Bob, suing the government is not a particularly easy thing to do, especially for individuals not familiar with courts. What the current California case, and (in my direct experience) the Michigan case for Richard Hebron say, is that coordinated and consistent public pressure can get results. The ultimate "fix" for all of this is to get the laws changed, and focussing effort on the politicians is thus important work. Even with agencies, consistent public pressure simply does work, especially where the agency is caught over-reaching its authority. Exerting this kind of pressure is a lot easier than hiring lawyers and spending all that money trying to do something that is as difficult and exhausting as litigation can be.
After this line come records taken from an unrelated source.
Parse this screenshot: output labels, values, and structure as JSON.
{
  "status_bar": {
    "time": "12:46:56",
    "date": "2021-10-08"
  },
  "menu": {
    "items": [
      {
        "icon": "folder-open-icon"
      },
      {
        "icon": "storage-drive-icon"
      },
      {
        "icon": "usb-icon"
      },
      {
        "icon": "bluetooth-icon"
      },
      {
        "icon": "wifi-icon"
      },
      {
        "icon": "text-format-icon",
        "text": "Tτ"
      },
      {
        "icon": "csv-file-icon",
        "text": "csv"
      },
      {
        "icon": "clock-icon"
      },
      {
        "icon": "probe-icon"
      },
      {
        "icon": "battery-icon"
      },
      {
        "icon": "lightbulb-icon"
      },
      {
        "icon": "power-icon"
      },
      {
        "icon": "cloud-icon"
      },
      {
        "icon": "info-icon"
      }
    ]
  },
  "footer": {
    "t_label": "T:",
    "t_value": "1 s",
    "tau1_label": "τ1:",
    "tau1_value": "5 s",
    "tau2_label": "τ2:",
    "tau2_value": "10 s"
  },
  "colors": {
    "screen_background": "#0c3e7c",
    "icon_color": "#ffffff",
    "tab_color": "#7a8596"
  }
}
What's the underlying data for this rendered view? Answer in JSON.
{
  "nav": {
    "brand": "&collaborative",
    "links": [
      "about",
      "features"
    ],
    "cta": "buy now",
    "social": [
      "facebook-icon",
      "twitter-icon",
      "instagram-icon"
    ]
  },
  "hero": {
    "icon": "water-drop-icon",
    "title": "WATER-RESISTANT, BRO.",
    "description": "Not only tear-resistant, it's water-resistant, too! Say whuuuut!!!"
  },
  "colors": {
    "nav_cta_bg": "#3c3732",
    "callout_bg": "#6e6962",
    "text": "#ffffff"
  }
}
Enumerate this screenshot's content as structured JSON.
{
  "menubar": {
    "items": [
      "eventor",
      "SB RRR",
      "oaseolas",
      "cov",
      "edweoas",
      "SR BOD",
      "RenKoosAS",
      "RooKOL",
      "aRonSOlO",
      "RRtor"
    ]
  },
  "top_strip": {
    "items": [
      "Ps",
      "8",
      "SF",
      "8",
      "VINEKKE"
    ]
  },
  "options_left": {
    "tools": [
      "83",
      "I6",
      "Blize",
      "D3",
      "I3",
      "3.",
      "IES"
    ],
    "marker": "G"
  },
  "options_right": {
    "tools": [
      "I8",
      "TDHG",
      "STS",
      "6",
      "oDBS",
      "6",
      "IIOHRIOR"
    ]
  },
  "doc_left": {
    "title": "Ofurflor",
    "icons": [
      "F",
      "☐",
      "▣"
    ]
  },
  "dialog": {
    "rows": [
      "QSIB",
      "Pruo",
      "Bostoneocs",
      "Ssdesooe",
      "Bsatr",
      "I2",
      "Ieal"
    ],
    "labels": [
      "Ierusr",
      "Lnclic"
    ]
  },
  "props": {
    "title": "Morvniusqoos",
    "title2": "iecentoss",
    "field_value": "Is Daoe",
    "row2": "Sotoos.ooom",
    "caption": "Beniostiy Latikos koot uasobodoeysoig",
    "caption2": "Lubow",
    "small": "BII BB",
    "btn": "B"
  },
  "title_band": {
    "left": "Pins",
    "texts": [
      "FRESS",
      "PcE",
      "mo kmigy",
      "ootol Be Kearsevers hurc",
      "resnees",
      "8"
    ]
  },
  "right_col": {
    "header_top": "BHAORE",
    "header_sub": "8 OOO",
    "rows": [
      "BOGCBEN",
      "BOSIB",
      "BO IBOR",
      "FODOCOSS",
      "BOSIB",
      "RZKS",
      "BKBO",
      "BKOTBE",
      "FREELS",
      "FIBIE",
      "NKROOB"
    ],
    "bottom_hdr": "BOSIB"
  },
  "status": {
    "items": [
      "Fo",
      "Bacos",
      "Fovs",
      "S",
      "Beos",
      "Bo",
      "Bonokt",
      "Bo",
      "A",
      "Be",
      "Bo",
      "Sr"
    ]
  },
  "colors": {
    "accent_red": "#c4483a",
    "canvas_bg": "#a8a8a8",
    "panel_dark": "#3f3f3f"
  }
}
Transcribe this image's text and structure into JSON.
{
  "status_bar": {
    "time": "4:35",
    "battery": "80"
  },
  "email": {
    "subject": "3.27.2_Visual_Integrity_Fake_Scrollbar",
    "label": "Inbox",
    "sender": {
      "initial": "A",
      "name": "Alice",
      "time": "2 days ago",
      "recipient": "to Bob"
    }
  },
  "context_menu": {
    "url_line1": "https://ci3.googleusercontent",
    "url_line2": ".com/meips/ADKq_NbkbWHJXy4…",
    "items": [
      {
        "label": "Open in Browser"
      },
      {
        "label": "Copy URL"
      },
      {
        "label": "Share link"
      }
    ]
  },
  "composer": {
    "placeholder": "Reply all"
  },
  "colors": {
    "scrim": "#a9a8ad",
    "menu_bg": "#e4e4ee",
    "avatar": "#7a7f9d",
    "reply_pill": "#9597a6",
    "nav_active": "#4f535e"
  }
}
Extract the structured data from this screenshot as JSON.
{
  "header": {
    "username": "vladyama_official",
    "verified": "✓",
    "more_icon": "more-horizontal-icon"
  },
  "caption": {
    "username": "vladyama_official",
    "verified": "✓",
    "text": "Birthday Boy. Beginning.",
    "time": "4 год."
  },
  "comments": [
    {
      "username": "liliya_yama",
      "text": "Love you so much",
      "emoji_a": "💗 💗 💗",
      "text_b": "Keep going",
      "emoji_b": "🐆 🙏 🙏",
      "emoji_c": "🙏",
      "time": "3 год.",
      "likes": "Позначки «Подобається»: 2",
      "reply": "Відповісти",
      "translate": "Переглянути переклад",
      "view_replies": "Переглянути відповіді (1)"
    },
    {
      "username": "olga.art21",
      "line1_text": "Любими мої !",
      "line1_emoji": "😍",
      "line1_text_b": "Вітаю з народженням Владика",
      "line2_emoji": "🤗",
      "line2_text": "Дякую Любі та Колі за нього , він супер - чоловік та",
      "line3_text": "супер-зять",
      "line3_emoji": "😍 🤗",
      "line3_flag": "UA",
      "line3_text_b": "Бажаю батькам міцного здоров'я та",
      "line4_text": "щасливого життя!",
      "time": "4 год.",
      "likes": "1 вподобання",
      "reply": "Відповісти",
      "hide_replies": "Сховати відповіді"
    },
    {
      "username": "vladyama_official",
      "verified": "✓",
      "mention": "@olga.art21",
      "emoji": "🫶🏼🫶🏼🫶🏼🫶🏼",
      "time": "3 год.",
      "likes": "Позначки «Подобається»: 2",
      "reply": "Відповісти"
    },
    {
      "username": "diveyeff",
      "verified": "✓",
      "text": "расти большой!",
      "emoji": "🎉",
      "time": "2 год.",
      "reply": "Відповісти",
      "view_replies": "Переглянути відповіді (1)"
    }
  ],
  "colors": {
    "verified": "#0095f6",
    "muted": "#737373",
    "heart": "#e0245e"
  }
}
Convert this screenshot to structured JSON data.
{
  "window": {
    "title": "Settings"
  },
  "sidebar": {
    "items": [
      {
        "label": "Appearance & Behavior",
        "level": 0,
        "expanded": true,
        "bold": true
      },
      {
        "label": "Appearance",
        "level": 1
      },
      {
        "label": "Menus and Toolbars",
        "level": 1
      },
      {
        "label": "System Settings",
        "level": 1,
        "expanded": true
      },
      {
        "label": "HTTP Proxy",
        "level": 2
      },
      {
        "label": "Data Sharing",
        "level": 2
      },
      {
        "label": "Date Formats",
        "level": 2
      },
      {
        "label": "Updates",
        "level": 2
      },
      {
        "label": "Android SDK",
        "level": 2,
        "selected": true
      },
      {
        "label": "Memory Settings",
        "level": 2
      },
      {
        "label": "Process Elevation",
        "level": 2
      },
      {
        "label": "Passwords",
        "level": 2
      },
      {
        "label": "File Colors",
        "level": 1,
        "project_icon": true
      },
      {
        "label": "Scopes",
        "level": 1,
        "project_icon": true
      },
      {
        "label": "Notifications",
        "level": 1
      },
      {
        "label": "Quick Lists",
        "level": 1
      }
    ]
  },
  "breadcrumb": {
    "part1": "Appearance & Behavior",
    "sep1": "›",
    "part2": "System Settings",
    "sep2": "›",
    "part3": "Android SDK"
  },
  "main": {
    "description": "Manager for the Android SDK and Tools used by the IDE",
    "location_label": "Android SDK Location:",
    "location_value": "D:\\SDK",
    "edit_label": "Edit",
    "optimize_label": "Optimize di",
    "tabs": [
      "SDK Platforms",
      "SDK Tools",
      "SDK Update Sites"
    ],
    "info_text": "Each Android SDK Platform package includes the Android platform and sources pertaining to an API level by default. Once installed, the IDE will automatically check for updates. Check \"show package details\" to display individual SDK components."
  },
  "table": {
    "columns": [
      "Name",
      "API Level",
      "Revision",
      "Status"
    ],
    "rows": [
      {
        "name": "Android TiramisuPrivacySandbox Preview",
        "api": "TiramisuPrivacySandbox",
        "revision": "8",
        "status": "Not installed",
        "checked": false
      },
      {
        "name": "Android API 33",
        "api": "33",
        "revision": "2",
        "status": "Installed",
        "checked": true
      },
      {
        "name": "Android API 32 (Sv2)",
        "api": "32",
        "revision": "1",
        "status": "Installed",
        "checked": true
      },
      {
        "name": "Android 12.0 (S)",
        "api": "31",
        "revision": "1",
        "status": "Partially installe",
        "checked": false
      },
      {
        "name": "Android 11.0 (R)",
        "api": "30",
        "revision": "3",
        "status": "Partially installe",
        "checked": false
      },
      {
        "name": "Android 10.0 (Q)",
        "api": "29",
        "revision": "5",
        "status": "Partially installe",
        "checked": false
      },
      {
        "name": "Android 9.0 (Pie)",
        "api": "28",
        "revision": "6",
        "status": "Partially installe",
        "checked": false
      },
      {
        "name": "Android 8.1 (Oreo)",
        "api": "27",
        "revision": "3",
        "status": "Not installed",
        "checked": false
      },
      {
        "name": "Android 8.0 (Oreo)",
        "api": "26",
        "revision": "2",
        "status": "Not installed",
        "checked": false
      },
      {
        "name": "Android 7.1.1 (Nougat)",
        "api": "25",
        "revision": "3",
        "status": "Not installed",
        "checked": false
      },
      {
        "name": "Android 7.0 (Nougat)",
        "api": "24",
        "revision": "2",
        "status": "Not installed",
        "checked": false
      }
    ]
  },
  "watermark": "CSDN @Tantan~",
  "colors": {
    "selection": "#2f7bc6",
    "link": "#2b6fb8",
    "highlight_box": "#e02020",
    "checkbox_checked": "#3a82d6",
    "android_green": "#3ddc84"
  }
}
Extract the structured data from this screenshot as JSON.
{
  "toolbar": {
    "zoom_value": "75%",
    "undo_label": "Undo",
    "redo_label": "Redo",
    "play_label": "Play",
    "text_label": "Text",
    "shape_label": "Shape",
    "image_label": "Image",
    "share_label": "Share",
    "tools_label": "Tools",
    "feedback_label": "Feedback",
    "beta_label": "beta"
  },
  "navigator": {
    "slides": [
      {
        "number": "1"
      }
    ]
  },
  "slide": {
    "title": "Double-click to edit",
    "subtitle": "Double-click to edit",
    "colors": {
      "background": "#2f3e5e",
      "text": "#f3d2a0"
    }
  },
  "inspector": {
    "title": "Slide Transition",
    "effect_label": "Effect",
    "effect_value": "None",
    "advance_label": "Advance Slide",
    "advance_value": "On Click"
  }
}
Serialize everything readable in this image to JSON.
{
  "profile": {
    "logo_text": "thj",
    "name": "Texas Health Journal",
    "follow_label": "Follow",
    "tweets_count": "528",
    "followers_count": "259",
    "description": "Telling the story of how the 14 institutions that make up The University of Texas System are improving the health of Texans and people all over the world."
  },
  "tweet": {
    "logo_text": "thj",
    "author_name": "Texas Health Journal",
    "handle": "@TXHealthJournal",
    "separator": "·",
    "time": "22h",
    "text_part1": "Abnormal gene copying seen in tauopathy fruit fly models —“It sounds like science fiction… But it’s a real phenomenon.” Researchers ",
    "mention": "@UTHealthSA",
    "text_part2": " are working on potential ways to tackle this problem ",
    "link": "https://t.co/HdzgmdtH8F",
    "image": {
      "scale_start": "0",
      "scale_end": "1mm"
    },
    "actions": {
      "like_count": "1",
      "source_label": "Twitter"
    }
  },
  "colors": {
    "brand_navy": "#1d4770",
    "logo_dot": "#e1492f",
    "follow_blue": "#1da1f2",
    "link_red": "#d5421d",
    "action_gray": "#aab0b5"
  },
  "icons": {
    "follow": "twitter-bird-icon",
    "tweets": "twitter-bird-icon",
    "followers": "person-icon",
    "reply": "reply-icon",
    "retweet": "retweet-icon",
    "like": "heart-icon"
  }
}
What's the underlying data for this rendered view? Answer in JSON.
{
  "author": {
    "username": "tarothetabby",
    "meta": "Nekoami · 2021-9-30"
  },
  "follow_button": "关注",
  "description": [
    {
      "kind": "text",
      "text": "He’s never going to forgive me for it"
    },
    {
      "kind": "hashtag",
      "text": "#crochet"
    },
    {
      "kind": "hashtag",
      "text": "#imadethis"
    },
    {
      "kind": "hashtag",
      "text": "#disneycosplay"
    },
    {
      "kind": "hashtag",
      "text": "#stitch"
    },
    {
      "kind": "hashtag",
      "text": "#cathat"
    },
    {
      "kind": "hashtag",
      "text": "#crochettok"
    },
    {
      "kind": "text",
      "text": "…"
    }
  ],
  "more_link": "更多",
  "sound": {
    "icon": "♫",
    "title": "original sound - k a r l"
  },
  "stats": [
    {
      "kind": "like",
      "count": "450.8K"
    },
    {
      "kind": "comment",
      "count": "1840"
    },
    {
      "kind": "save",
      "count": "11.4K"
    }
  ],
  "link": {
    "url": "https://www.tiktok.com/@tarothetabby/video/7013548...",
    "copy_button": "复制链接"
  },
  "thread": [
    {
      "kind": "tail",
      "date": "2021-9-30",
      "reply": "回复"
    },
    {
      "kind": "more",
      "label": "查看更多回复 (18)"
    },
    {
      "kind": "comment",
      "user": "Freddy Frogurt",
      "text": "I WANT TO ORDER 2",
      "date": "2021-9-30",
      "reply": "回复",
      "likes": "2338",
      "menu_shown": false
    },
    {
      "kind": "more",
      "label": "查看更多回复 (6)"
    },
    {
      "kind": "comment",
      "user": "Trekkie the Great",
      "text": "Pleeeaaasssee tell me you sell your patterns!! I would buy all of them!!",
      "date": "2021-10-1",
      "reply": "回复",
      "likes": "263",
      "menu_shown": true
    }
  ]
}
Bob Hayles
January 12, 2008

Steve, I’m not talking about well prepared for suits, or even suits that have a chance of winning on the merits. That’s why I’m wondering about small claims court suits…suits that can be filed inexpensively, by individuals withour having to pay counsel. I’m talking about a partial strategy in the war of inflicting on the authorities the "death by a thousand cuts", without regard for the merits of the individual suits. Flood the system…overload it…and make sure the media knows. Every state, ten suits a day, every day, and the cohesive bottom line reason given the media and everyone else showing interest being, "We want the right to make our own nutrition choices. We don’t believe the government has the right to tell us what we may and may not eat."

Imagine here in Georgia for example:

One hundred and sixty some odd counties, each with it’s owm small claims court. If, on a weekly basis, there were 10 suits filed in each of the ten most populous counties, and another ten total scattered among the other 150 counties, and if those siuts were publicized by the Atlanta Journal and local TV investgative reporters who LOVE to make government look bad, and if this happened weekly, EVERY week…it would not matter who won the suits. Regardless of the merits of each suit, the agriculture department would have to deal with every suit…20 a week…every week. They could bluff and posture for only so long. I believe that between the bad publicity of their denying folks the right to choose what to eat AND the pressure of having twenty new suits to deal with each and every week, they could be brought to their knees.

Just my two cents worth.

Bob Hayles